And that had been worse. Neitherof them had been nearthe estate since their father’s death, and what they found was shocking.The manor housewas uninhabitable, with nota stick of furnitureleft. Swintun’s son claimed ithad all been stolen and, seeing as selling offthe goodsand household articles was not exactly accepted as a rightof the guardian, they had believed him. There hadbeen nothingto do about it by then anyway, as it was apparent thatthe furniture had been gone an awfully long time. Thehousehad obviouslybeen used as a squat forvarious passersby, including animals, birds, rats, and spiders.

Cleaning andrefurbishing had beenwhat itneeded. That took money, however, and that was somethingthey were sadly short of. In his mismanagement of the land, Swintun had made it almost unrentable.Farmers wouldnot rent landtheycould not work.

Valoree recalled that Jeremy had taken one stunned look at his inheritance, walked around the destroyed entry and great hall, then moved to the fireplace, removed asmall rock there, pulled out a bag, andturned away. He’d walkedstraightout, mounted hishorse, and riddenoff.
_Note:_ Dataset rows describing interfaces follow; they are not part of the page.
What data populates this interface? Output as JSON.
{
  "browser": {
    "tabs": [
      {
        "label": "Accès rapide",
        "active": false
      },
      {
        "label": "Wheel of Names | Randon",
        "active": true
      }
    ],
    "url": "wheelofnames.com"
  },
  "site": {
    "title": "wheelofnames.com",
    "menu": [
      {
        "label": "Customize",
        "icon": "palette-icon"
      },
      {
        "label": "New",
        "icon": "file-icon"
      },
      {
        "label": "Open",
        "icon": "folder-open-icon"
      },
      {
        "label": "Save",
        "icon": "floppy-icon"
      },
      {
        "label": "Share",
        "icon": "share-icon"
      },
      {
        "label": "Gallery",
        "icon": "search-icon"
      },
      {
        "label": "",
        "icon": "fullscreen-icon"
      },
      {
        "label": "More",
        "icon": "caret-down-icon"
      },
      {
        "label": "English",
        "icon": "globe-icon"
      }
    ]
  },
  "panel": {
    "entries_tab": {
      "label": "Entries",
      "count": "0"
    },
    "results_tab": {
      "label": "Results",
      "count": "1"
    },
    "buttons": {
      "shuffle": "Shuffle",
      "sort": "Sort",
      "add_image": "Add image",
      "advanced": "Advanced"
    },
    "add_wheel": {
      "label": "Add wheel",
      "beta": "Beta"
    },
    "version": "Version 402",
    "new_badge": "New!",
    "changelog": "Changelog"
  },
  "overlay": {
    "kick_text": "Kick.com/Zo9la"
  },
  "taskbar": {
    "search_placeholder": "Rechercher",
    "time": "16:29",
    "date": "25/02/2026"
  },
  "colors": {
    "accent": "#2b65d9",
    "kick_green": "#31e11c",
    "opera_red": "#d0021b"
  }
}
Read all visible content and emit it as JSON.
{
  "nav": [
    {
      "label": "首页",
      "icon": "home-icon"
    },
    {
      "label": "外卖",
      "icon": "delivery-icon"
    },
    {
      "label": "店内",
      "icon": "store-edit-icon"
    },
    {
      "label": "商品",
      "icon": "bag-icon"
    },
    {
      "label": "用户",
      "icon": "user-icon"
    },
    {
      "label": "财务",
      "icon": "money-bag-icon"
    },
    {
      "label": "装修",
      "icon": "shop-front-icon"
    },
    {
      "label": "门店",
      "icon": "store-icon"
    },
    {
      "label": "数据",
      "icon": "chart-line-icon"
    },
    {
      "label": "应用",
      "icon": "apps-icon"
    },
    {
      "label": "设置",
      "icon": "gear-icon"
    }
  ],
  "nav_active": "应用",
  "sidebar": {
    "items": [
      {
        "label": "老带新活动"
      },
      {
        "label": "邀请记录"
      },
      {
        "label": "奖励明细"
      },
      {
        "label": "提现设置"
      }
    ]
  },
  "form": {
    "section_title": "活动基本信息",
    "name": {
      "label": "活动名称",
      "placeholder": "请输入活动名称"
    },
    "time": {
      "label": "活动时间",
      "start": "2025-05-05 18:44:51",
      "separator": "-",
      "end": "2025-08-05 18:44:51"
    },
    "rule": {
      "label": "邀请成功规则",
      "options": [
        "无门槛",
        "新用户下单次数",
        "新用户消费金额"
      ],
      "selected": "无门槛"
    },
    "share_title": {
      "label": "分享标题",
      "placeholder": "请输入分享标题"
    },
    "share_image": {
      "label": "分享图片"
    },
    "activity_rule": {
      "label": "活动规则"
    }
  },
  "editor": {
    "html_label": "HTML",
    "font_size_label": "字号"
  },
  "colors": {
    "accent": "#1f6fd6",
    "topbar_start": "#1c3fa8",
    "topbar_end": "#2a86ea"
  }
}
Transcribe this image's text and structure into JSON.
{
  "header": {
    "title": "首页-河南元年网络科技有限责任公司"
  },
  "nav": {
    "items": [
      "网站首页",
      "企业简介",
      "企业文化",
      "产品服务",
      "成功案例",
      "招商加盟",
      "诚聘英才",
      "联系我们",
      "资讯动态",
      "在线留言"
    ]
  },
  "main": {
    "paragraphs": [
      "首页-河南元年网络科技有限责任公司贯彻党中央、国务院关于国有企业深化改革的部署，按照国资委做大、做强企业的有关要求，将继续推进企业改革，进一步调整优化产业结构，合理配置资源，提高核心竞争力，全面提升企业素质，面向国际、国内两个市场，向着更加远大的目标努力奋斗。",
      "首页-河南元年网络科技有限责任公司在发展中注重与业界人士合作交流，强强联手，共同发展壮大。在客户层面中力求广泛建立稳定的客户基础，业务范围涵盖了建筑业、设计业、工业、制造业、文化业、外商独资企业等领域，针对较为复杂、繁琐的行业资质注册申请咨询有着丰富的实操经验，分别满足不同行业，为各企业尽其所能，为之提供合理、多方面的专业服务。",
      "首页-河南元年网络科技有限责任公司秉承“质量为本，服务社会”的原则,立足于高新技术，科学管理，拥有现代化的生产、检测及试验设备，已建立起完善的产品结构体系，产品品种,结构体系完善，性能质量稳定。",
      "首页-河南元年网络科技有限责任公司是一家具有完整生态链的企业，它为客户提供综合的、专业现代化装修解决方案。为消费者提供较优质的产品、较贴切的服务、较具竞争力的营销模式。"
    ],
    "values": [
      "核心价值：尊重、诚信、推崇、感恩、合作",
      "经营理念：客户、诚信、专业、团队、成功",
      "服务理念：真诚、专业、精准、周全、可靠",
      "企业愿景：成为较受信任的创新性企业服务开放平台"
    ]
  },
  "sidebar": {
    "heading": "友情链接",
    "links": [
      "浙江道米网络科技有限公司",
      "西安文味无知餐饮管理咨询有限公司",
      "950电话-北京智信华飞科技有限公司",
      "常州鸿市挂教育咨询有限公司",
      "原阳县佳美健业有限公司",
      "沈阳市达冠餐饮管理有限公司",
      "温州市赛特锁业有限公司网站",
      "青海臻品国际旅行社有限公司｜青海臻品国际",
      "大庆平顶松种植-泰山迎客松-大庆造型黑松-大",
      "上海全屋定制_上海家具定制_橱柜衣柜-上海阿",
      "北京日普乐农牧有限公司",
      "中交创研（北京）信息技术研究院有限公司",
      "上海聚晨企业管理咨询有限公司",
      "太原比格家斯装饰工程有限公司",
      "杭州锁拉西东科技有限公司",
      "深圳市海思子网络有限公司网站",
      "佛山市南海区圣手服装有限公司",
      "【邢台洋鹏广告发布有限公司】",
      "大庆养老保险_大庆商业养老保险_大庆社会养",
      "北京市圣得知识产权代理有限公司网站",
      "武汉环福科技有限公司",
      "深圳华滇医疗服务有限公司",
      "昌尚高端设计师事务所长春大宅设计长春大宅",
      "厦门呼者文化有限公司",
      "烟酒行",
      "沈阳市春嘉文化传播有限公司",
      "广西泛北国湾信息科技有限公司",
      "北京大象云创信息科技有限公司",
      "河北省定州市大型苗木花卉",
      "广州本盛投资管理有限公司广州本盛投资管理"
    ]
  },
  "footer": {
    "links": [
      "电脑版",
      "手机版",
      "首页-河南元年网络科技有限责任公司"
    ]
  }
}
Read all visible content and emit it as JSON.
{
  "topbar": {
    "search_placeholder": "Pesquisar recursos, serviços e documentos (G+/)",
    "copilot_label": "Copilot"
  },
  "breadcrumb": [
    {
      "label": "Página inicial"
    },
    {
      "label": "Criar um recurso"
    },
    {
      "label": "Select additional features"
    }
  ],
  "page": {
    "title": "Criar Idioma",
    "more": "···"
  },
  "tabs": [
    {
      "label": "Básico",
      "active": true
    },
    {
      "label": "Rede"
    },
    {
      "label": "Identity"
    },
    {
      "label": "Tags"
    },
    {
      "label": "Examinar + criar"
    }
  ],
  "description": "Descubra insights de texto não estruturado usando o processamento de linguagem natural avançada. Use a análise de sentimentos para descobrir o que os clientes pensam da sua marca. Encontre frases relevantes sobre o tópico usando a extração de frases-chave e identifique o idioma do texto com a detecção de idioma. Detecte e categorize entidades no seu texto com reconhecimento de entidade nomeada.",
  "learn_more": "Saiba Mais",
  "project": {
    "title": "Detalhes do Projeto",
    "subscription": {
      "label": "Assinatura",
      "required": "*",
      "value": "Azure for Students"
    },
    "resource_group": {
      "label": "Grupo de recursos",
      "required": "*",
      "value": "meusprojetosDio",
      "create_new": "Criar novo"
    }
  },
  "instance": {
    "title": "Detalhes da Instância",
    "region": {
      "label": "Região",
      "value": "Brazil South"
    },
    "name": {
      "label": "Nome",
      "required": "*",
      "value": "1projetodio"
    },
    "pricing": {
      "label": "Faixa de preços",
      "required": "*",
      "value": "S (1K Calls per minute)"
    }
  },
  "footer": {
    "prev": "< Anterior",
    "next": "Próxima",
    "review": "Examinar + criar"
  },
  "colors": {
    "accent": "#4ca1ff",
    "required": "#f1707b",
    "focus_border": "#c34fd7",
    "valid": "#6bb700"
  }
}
Knowing he was distressed, andtrying to help, Valoree had set her hand determinedly to cleaning up, hoping that she could make a difference. Unfortunately, after the wholedayandmost of the night cleaning, she hadbarely made adent in the ruin that wasnow their home.She had cried herself to sleep on a bed of rushes ina cornerof the great hall, the cleanest space she could find.

Thatwas whereJeremy hadfoundher late that evening when he returned, and thatwas wherehe had told her of their change ofplans. The bag he had removed from the fireplace hadbeen their mother’s jewels. They were to have gone to Valoree.

Instead, Jeremy had takenthem and boughtaship, and he had hired a quartermaster – Henry. He intended to enter the risky business of privateering. Hewould attack the king’s enemies, take their goods, and splitthem with the Crown. Then, when he’d made enough, he would return and legally claim his inheritance.

Itseemed the only way.

Valoree had protested, of course.But when her brother had gone to greatpains to assure herof thesafety ofhis undertaking, she hadrebelled at Jeremy’s next intention: to ask LordSwintun to continue her guardianship until he returned. She hated and feared theyoung nobleman, and anything would be better than a sentence of living under his care. If a seafaring life was safe enough for Jeremy, it wassafe enough for her. And that was how she’d become a pirate.

NowValoree knew allthere was to know about sailing, and she was quitea hand atbattle aswell. But that was where her talents lay – not in wifely duties. True, she’d been trained in Latin, English, and German whileunderthe older Swintun’s care, and her brother had continued her reading and writing lessons in those languages while he was alive, but those weren’t exactly womanly arts.

Even her speech was lacking. Jeremy had made her speak properly while hewasalive, but she hadslippedsomewhat since hisdeath. Especially whenshe was angry.

She certainly had none of the useful crafts that should be known bywomen. She was not very goodwith a needle. She could sew, but herstitches were nowhere nearas straight asthey couldbe. Sheknew nexttonothing aboutrunning a household, and was as good as useless when it came totendingillness. Her mother had beenan expert withhealing herbs, Jeremy told her, buthad diedlongbefore beingable to teachValoree anyof what she needed toknow. And for such pastimesasdance andmusic, the years she might have been learning those she had spent sacking galleons in the Caribbean. In short, she was terribly lacking. No nobleman would want her – let alone one who understoodher needs.